_INSTRUCTIONS TO FOLLOW_: In the entries below, find each line where the word "variables" appears and give only the total count of such lines.

_TASK DATA_:
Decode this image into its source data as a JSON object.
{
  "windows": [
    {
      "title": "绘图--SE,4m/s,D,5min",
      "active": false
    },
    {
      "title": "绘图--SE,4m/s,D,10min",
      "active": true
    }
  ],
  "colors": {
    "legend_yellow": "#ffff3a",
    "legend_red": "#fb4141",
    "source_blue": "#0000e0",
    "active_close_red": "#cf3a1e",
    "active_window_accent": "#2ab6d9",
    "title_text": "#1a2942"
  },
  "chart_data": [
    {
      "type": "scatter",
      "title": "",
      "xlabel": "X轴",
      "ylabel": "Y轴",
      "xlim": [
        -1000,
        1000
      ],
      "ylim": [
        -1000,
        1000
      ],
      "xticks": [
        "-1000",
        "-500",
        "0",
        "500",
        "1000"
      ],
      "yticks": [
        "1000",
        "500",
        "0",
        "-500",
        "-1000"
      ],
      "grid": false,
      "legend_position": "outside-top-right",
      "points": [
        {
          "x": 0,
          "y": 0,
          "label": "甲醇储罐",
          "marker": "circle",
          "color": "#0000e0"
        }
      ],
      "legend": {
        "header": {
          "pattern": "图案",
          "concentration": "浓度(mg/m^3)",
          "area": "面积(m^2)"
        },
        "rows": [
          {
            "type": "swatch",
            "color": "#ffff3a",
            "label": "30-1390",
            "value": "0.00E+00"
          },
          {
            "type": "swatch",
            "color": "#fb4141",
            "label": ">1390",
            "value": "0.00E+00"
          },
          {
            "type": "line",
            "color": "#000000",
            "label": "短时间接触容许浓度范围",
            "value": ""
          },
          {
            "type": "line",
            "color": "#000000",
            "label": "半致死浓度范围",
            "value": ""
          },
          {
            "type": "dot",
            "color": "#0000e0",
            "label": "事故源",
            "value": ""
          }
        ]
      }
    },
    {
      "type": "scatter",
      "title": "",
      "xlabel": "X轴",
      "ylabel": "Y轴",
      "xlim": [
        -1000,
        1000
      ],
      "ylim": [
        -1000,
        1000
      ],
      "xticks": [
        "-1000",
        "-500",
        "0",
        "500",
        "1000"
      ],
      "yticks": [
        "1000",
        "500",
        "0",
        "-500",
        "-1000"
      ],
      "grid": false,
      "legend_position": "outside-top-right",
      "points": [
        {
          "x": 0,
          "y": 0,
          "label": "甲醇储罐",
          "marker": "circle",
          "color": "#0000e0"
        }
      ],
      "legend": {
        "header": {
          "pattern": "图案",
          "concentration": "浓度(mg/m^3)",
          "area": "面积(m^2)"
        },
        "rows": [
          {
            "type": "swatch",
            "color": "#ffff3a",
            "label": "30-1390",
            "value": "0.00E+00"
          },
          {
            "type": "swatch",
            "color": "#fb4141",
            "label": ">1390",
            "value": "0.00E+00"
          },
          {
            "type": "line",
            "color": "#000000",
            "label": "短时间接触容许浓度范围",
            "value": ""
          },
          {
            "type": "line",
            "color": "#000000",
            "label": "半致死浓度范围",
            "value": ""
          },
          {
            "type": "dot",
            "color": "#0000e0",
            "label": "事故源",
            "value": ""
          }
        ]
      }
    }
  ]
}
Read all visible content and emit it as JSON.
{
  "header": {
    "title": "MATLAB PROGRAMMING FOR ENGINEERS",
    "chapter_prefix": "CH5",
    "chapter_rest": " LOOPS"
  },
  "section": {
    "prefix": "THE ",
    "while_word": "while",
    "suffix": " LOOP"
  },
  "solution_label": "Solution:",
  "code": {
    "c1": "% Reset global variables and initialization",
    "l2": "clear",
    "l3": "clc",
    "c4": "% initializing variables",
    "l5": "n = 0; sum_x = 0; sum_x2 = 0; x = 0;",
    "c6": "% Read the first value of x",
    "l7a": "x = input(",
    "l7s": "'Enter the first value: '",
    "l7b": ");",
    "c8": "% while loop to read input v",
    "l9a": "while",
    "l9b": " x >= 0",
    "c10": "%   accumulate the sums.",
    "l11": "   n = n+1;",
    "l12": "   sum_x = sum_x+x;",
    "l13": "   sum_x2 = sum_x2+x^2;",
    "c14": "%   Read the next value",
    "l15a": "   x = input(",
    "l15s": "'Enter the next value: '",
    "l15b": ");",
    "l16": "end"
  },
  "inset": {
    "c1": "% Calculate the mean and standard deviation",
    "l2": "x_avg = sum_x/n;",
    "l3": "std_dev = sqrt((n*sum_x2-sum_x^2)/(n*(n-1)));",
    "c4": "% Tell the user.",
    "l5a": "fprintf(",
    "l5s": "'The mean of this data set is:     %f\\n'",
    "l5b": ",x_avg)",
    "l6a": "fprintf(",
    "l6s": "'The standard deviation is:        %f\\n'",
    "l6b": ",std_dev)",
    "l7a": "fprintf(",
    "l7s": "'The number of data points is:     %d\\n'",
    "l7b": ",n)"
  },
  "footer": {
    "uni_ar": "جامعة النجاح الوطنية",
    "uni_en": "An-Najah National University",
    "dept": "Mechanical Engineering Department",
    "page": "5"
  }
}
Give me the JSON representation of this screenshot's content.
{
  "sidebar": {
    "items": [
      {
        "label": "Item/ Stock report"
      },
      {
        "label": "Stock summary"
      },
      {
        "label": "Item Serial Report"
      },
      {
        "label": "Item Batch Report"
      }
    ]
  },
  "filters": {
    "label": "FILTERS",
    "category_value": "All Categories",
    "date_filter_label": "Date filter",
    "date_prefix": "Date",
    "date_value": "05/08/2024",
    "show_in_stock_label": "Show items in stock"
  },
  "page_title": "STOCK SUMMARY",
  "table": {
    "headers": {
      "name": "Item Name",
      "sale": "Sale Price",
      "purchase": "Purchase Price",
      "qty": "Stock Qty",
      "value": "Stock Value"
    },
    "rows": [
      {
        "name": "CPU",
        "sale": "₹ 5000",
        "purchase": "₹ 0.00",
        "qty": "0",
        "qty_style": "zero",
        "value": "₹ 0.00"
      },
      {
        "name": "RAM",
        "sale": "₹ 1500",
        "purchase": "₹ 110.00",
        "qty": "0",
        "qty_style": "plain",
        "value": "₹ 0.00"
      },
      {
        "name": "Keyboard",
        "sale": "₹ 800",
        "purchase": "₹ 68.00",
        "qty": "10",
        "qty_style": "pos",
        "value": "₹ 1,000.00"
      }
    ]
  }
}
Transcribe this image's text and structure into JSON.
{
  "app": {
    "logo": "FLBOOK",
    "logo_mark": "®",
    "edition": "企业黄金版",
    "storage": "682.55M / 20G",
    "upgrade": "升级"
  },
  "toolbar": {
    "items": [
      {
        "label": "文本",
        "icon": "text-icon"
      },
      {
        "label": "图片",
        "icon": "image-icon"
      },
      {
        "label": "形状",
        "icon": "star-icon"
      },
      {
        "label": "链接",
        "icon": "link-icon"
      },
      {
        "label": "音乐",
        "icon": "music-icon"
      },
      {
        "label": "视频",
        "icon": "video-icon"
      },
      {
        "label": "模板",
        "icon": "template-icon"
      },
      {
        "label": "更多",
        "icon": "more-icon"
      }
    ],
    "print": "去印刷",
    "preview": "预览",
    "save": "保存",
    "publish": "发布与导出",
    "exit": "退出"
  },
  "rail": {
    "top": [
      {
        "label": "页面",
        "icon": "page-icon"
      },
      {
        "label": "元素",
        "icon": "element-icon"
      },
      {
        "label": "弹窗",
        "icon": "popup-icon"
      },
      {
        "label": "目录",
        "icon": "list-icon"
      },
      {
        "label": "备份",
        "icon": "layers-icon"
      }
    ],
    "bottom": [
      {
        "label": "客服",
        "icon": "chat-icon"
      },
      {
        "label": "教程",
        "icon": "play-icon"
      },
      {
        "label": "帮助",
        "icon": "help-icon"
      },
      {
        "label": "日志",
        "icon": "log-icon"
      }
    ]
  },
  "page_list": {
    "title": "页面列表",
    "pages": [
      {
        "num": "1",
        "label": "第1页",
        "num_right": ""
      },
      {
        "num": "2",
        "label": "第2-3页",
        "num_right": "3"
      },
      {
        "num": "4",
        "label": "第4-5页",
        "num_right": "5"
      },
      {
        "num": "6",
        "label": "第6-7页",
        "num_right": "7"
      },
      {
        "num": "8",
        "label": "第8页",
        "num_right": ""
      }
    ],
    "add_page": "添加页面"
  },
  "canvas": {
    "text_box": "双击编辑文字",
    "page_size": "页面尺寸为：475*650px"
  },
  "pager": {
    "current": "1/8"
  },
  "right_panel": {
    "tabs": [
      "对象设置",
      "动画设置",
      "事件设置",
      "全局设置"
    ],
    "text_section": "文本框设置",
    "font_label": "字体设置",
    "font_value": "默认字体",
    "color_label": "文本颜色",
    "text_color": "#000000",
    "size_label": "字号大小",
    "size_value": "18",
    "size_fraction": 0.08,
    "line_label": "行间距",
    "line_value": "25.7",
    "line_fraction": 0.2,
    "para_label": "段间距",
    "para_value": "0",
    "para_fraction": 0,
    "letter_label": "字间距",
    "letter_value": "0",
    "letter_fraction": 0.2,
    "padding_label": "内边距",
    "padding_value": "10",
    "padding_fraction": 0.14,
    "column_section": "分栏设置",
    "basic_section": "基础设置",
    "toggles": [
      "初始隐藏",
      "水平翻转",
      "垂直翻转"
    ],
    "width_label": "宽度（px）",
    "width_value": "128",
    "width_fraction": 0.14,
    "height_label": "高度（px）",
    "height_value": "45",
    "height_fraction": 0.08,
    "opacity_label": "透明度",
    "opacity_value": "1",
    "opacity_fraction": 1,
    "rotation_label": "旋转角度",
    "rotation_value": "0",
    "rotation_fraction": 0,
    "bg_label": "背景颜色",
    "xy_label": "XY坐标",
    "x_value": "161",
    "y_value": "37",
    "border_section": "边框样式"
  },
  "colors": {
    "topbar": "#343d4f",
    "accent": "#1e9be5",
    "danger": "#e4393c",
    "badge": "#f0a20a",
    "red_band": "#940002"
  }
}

_COMPLETED TASK_: 2